Program in Writing Across the Curriculum, UW-Madison
Students really benefit from having instructors share explicit evaluation criteria along with the assignment instructions. These evaluation criteria or rubrics sometimes take the form of a simple list, and other times appear in an evaluation form that the instructor will use for giving feedback. For students, having rubrics not only demystifies how their work will be evaluated but also teaches what makes for a successful paper in response to that assignment, in that genre, and in that discipline. And as an instructor, you can also benefit from creating rubrics—they can help you clarify your priorities for student writing and can help you be more efficient and consistent as you evaluate students’ work.
What rubrics look like varies a great deal: they can be simple or elaborate, fairly general or very specific, qualitative and quantitative. They can be in prose form or in a bulleted list or a grid. Different criteria can be weighted differently for grading purposes. The section on responding to and evaluating student writing in our WAC Faculty Sourcebook offers many possible examples of rubrics, which we would encourage you to use as models to follow or adapt as you develop your own rubrics.
Although rubrics are beneficial, on their own they do not constitute all the feedback that students need and deserve on substantial written work. Students need some individually tailored feedback. Remember too that the characteristics of successful papers articulated in a rubric seem to offer clarity and precision, but the truth is that all of the significant terms in evaluation criteria and rubrics require further explanation and interpretation. So we shouldn’t expect rubrics to answer every question or solve all of the challenges we face in communicating with our students about our expectations.
Creating a rubric does not need to take much time. Here is some general advice for getting started:
Beyond a few basics, what makes for effective writing varies depending on the learning goals for the assignment, the genre of the paper, the subject matter, the specific tasks, the discipline, and the level of the course. So it’s crucial to develop criteria that match the specific learning goals and the genre of your assignment. And what’s valued in one discipline differs in others. For more information about the limits of broad, general evaluation rubrics, see Chris M. Anson, Deanna P. Dannels, Pamela Flash, and Amy L. Housley Gaffney, “Big Rubrics and Weird Genres: The Futility of Using Generic Assessment Tools Across Diverse Instructional Contexts,” The Journal of Writing Assessment 5.1 (2012).
With each assignment, start by listing what characterizes a strong piece of student writing in response to that assignment.
Once you have a list of characteristics, try organizing them into a limited number of larger categories.

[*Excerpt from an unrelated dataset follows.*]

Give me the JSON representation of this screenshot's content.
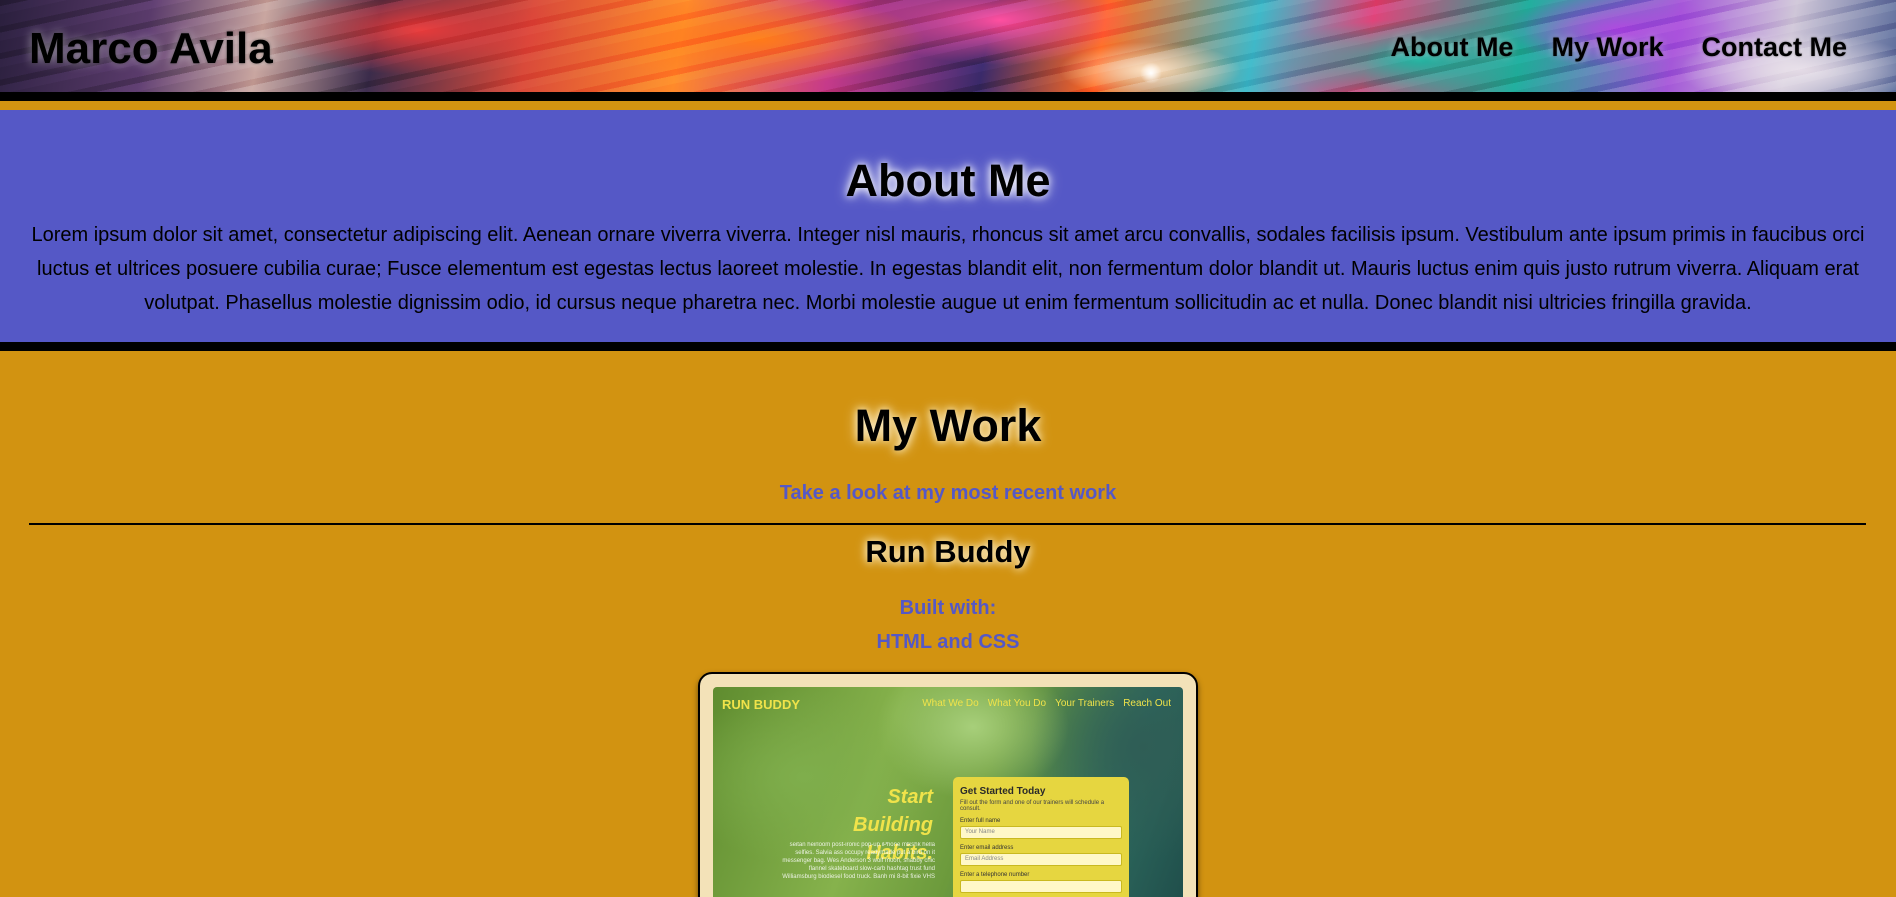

Order your list so that it starts with the quality of the content and ideas and analysis and arguments, then moves to organization and finally to grammar and careful editing and citation format.
If you are going to weight the items, try assigning relative percentages to the categories, making sure to have ideas and content and big-picture elements of the paper count for most of the points. There is a point of diminishing returns in having to make too many discrete evaluations.
Then decide whether you want to describe different levels of success on each item and whether you want to align that evaluation with points or grades (see the example below).
Once you have a draft rubric, share it with your students when you assign a paper and ask students to ask you questions about it—their questions should help you improve and clarify your expectations.
Creating a rubric is a recursive process. Once you start using it to help you evaluate actual student papers, you will soon discover things you forgot to include and you will inevitably change your mind about what matters most in successful papers.
One Example of a Rubric Matched to an Assignment
On the next page is a strong example of an assignment and rubric from a first-year history seminar. This rubric is closely aligned with the tasks in the assignment, emphasizes, in its organization, the key priorities in the assignment, and illustrates different levels of success.